Food Science
Food science explores the production and marketing of foods. Products will be discussed and then consumed.

Forensics
Students will learn about the various procedures and methods a forensic scientist will use in the investigation of a crime. The course will also provide students with information about the various career options for those interested in forensics.

Health Professions Seminar
Perfect for those considering a career in the health sciences, this course will explore the many different aspects of health and medical practices. Students will learn through dissection, hands-on measuring techniques, movies, and guest lecturers. Professionals in medicine, nursing, physical therapy, and psychology will share their life and career experiences in this course. Students will contribute to the creation of a website that chronicles the presentations of the guest speakers.

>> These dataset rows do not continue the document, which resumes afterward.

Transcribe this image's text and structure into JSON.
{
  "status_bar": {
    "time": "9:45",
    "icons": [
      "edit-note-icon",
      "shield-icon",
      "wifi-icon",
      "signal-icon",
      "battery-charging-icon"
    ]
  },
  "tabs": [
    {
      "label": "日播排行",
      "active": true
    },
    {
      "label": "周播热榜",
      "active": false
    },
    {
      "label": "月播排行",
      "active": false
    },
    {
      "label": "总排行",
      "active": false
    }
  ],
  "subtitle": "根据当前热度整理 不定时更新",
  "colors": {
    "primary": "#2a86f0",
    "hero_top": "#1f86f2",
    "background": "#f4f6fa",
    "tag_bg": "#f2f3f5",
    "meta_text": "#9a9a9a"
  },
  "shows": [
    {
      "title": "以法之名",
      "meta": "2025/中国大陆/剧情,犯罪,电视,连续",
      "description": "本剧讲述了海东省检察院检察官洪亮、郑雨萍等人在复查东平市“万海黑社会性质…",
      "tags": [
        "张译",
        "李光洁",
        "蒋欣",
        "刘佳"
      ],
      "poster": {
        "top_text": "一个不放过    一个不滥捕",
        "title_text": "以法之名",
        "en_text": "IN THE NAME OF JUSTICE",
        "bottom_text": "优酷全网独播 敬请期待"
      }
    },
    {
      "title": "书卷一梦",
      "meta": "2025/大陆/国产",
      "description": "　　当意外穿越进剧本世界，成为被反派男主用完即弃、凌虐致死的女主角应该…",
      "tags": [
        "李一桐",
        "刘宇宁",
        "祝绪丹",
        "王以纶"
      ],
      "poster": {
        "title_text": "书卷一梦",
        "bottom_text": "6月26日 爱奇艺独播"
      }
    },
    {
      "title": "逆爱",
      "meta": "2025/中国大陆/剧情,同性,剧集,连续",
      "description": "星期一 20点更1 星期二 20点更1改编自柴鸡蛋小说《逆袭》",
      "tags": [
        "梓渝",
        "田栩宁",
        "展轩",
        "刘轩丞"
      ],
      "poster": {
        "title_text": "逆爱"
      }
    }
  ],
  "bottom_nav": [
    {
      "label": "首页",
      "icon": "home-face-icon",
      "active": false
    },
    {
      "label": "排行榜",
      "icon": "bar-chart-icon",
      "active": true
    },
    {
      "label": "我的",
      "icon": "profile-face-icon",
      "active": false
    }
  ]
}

Neuroscience
Neuroscience is the study of the processes of the human nervous system. Popular books about neuroscience are discussed and applied to everyday life.

Science Olympiad
This course will help students prepare for the various Upper School Science Olympiad Competitions.

Woodland Management
Students will survey existing conditions in the roughly four-acre wooded area owned by MFS just south of our athletic fields. They will document soils, drainage, tree species and age composition, other vegetation, and evidence of wildlife. They will also study applicable regulations that limit activities on the parcel. They will also document current uses.